Wider public dialogue missing
One of the most pervasive barriers that rape survivors face in Ukraine is the biased conduct of law enforcement officials, as I found during my research on women’s access to justice in Ukraine, particularly, access to legal protection and remedies. Advocates and survivors in regions across Ukraine repeatedly recounted how police often blame women for provoking the violence perpetuated against them. Many law enforcement officials, who view violence against women as an insufficiently grave issue, one undeserving of urgent attention, pressure women not to file complaints, legal experts and human rights activists told me. These discriminatory attitudes further reinforce women’s distrust of the authorities.
As Maria Berlinskaya, a member of Ukraine’s volunteer battalion Aidar, told me, “There is always going to be a lot of rape in war, but nobody will want to talk about it openly.”
A wider discussion on the full impact of rape and sexualized violence in the conflict would reveal cases perpetrated not just by Russian-backed rebels but also by those fighting for Ukraine, according to women I spoke to in IDP shelters. This is especially problematic in the heightened atmosphere of patriotism in which Ukrainian fighters are largely embraced as heroes and protectors. It also runs counter to the traditional patriarchal narrative of armed conflict that presents men as the dominant faces of war and leaving little room for testimonies of rape survivors.
In December 2014, in response to emerging information on violence against women in the Ukrainian conflict, the United Nations set up the cross-agency Sub-sector on Gender-Based Violence in Ukraine, with a focus on sexualized violence. The group aims to raise awareness of sexualized violence in Ukraine, evaluate services available to survivors, and train police on sexualized violence.
Nuzhat Ehsan, the sub-sector’s lead and the United Nations Population Fund’s representative in Ukraine, spoke to me about the challenges of taking the first steps. She pointed to the lack of information as the major hurdle, but said, “I have no doubt whatsoever that sexual violence is happening in the conflict areas.”
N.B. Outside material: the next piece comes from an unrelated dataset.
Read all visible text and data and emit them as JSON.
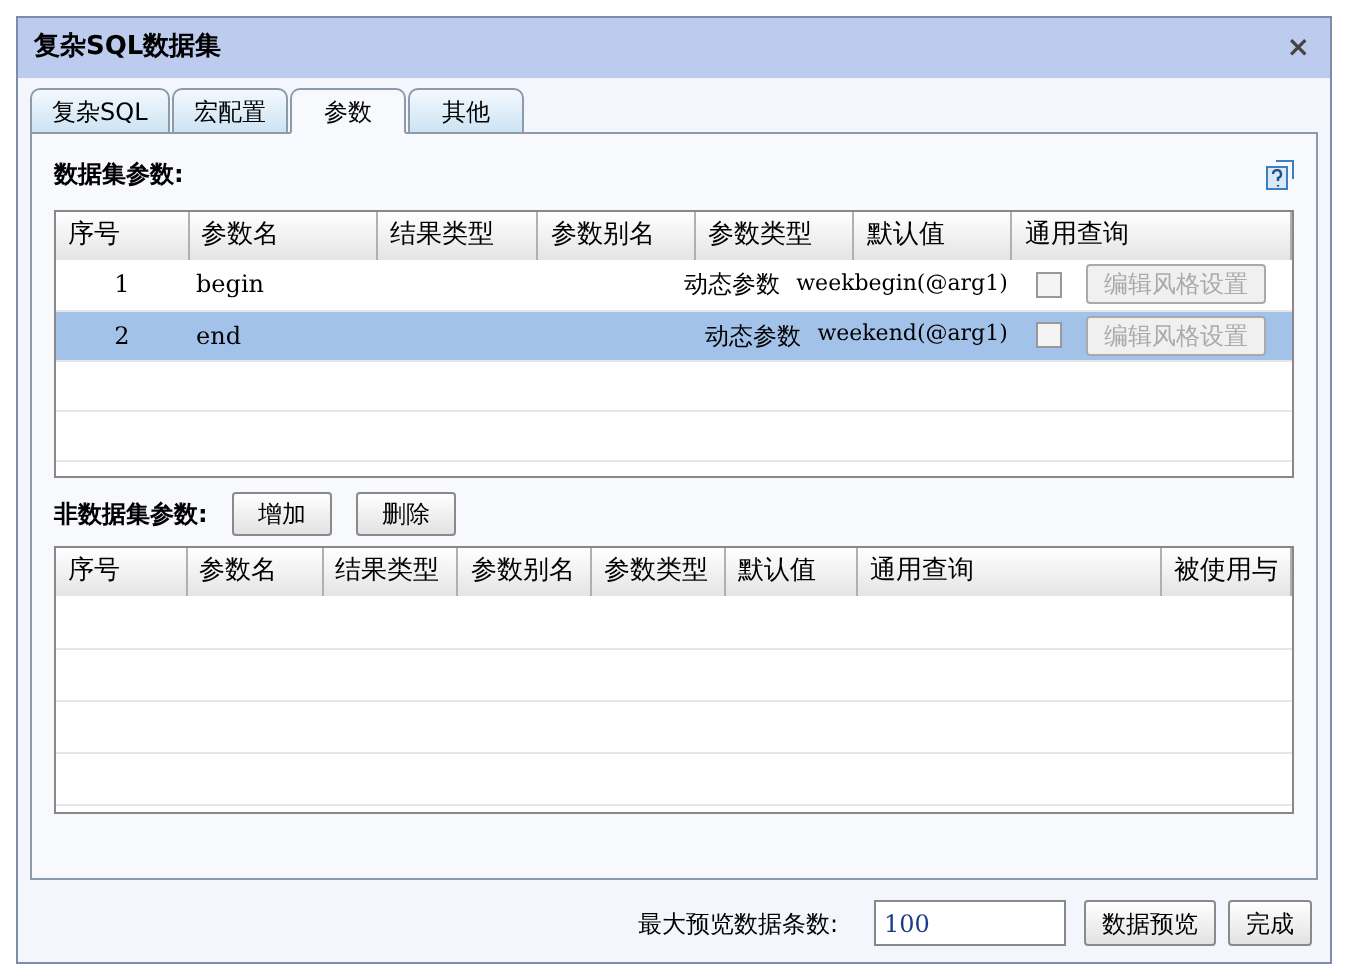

Ehsan added, “It is more difficult to grasp the highly entrenched gender inequality and pervasive stereotypes favoring male privilege.” She explained that this aspect of gender discrimination in Ukraine makes it challenging for international organizations working in conflict areas to identify the issue of sexualized violence as a priority, especially in the absence of officially documented cases.
Iuliia Pylypas, the violence against women coordinator of HealthRight International’s Ukraine Office, a Kiev-based organization, also spoke to me about the need to spread information among women about organizations they can contact to receive psychological or medical assistance. “Physicians, psychologists, and other medical personnel need to be trained on how to adequately respond to cases of sexual violence in the conflict,” she said.
Meanwhile, silence from local and international press merely serves to reinforce the notion that atrocities committed against women during war are insignificant—and allows the Ukrainian government to thwart its international obligations to prevent, protect, and prosecute cases of violence against women, in violation of a significant body of international humanitarian, human rights and criminal law.
Author: Antonina Vikhrest